## Exercise objective
Show every line below where "user" can be found.

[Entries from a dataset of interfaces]
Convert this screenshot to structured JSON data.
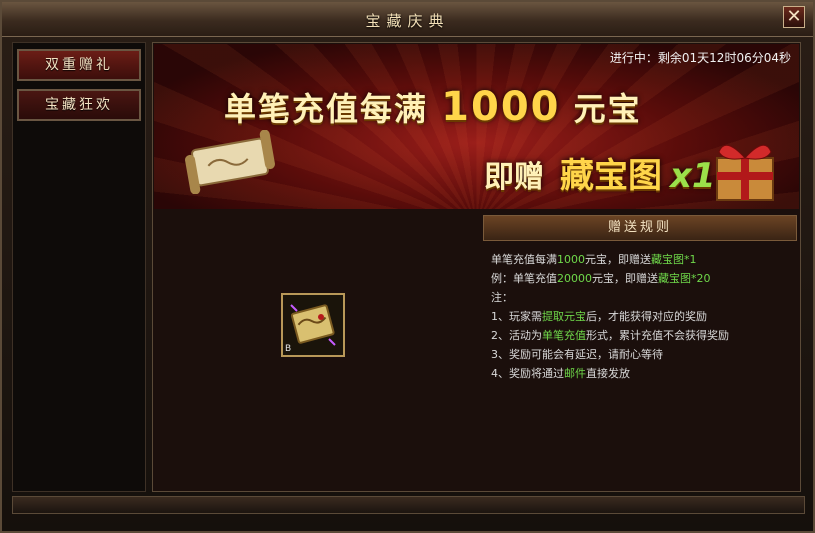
{
  "window": {
    "title": "宝藏庆典",
    "close_label": "✕"
  },
  "sidebar": {
    "tabs": [
      {
        "label": "双重赠礼",
        "active": true
      },
      {
        "label": "宝藏狂欢",
        "active": false
      }
    ]
  },
  "banner": {
    "status": "进行中：剩余01天12时06分04秒",
    "headline1_prefix": "单笔充值每满",
    "headline1_amount": "1000",
    "headline1_suffix": "元宝",
    "headline2_prefix": "即赠",
    "headline2_item": "藏宝图",
    "headline2_mult": "x1"
  },
  "rules": {
    "header": "赠送规则",
    "line1": {
      "a": "单笔充值每满",
      "b": "1000",
      "c": "元宝，即赠送",
      "d": "藏宝图*1"
    },
    "line2": {
      "a": "例：单笔充值",
      "b": "20000",
      "c": "元宝，即赠送",
      "d": "藏宝图*20"
    },
    "line3": "注：",
    "line4": {
      "a": "1、玩家需",
      "b": "提取元宝",
      "c": "后，才能获得对应的奖励"
    },
    "line5": {
      "a": "2、活动为",
      "b": "单笔充值",
      "c": "形式，累计充值不会获得奖励"
    },
    "line6": "3、奖励可能会有延迟，请耐心等待",
    "line7": {
      "a": "4、奖励将通过",
      "b": "邮件",
      "c": "直接发放"
    }
  },
  "reward": {
    "icon": "treasure-map-icon",
    "badge": "B"
  },
  "colors": {
    "highlight": "#6fd84a",
    "gold": "#ffd54a",
    "text": "#d9d9d9"
  }
}
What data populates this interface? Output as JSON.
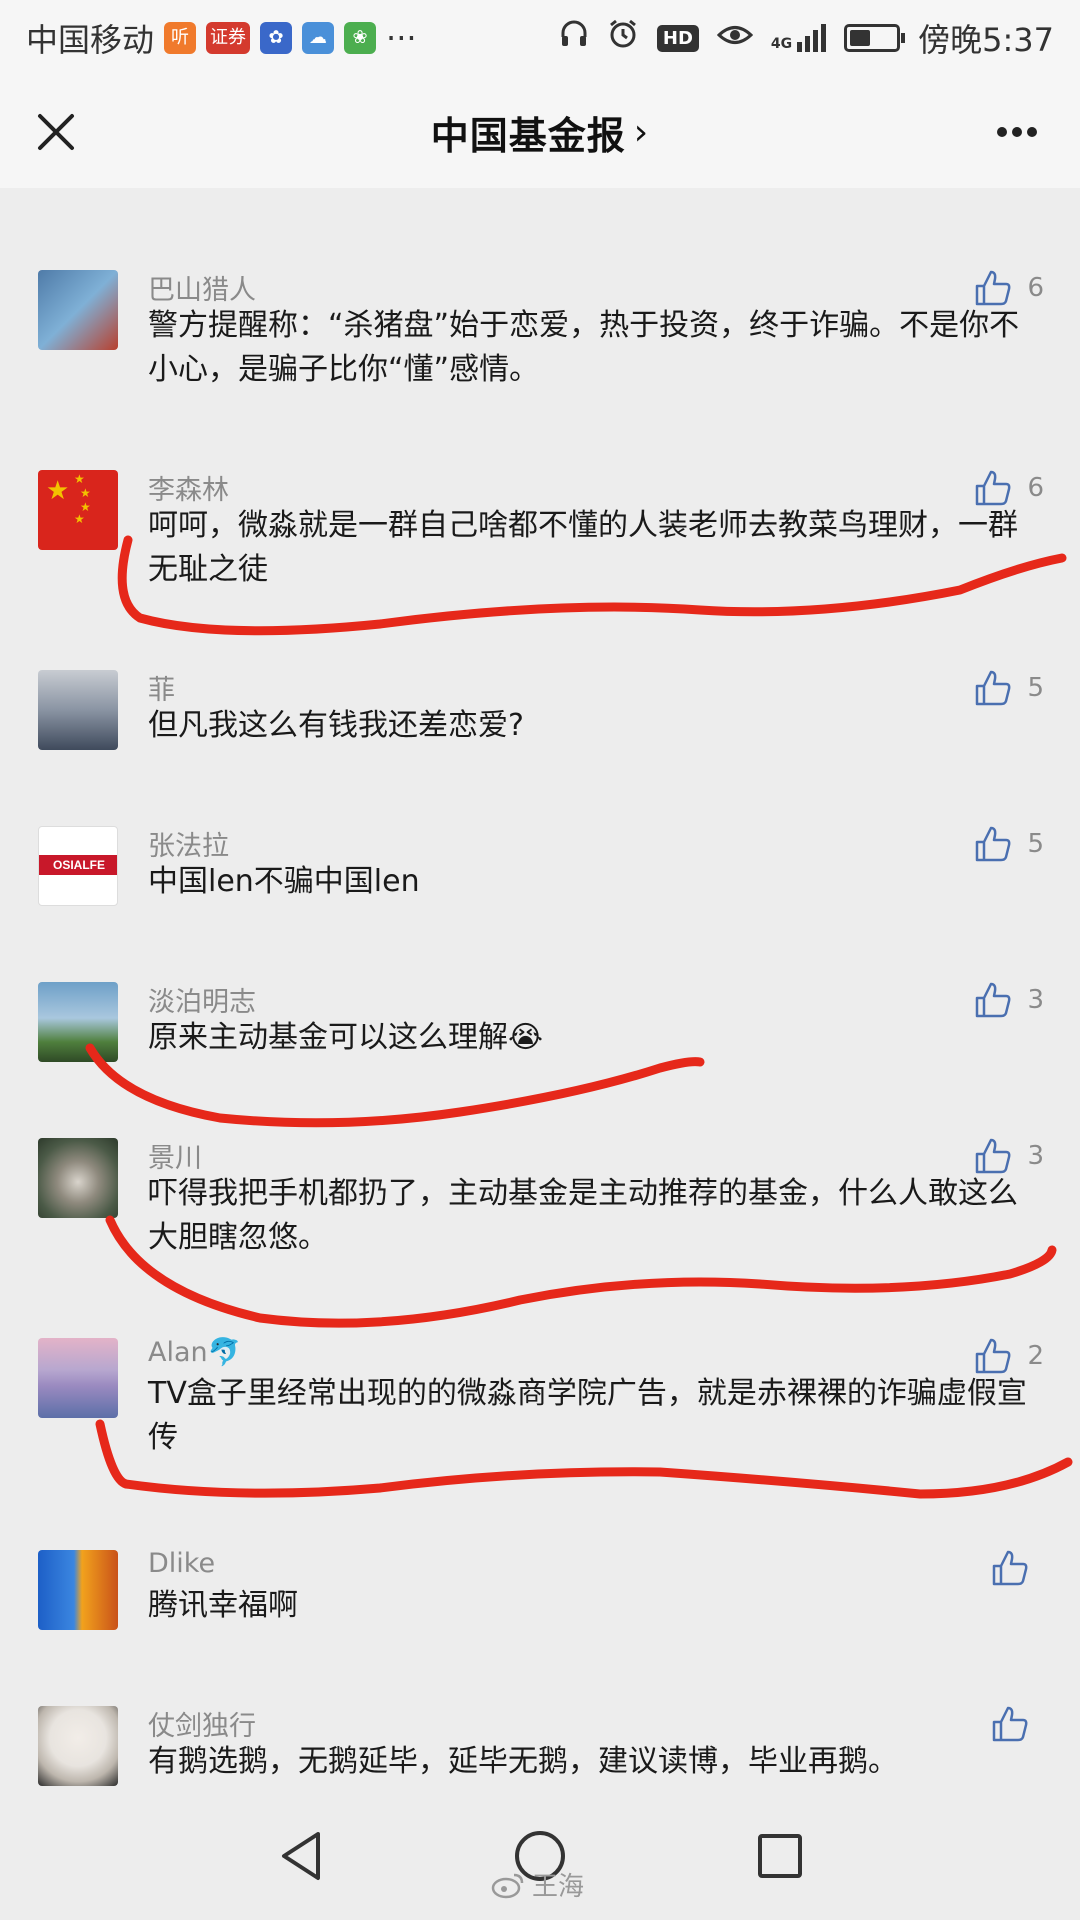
{
  "status_bar": {
    "carrier": "中国移动",
    "apps": [
      {
        "name": "tingting-app-icon",
        "label": "听",
        "color": "#f07a2c"
      },
      {
        "name": "securities-app-icon",
        "label": "证券",
        "color": "#d43a2e"
      },
      {
        "name": "bank-app-icon",
        "label": "",
        "color": "#3a68c9"
      },
      {
        "name": "cloud-app-icon",
        "label": "",
        "color": "#4a90d9"
      },
      {
        "name": "plant-app-icon",
        "label": "",
        "color": "#4cae4f"
      }
    ],
    "more": "···",
    "network": "4G",
    "hd": "HD",
    "time": "傍晚5:37"
  },
  "nav": {
    "title": "中国基金报",
    "chevron": "›"
  },
  "comments": [
    {
      "user": "巴山猎人",
      "text": "警方提醒称：“杀猪盘”始于恋爱，热于投资，终于诈骗。不是你不小心，是骗子比你“懂”感情。",
      "likes": "6",
      "avatar_color": "#4f7ba8",
      "avatar_color2": "#b8402e"
    },
    {
      "user": "李森林",
      "text": "呵呵，微淼就是一群自己啥都不懂的人装老师去教菜鸟理财，一群无耻之徒",
      "likes": "6",
      "avatar_color": "#d9251c",
      "avatar_color2": "#f3c200"
    },
    {
      "user": "菲",
      "text": "但凡我这么有钱我还差恋爱?",
      "likes": "5",
      "avatar_color": "#c8ccd2",
      "avatar_color2": "#3f4a5c"
    },
    {
      "user": "张法拉",
      "text": "中国len不骗中国len",
      "likes": "5",
      "avatar_color": "#ffffff",
      "avatar_color2": "#c8182a",
      "avatar_text": "OSIALFE"
    },
    {
      "user": "淡泊明志",
      "text": "原来主动基金可以这么理解😭",
      "likes": "3",
      "avatar_color": "#6ea0c8",
      "avatar_color2": "#4f7f3d"
    },
    {
      "user": "景川",
      "text": "吓得我把手机都扔了，主动基金是主动推荐的基金，什么人敢这么大胆瞎忽悠。",
      "likes": "3",
      "avatar_color": "#4b5a47",
      "avatar_color2": "#d9d4cc"
    },
    {
      "user": "Alan🐬",
      "text": "TV盒子里经常出现的的微淼商学院广告，就是赤裸裸的诈骗虚假宣传",
      "likes": "2",
      "avatar_color": "#9a8ac0",
      "avatar_color2": "#e3b3c8"
    },
    {
      "user": "Dlike",
      "text": "腾讯幸福啊",
      "likes": "",
      "avatar_color": "#1d5fc7",
      "avatar_color2": "#f2a21c"
    },
    {
      "user": "仗剑独行",
      "text": "有鹅选鹅，无鹅延毕，延毕无鹅，建议读博，毕业再鹅。",
      "likes": "",
      "avatar_color": "#e8e4df",
      "avatar_color2": "#2b2b2b"
    }
  ],
  "bottom_nav": {
    "watermark": "王海"
  },
  "colors": {
    "annotation_red": "#e6281a",
    "background": "#ededed"
  }
}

## Task answer
      "user": "巴山猎人",
      "user": "李森林",
      "user": "菲",
      "user": "张法拉",
      "user": "淡泊明志",
      "user": "景川",
      "user": "Alan🐬",
      "user": "Dlike",
      "user": "仗剑独行",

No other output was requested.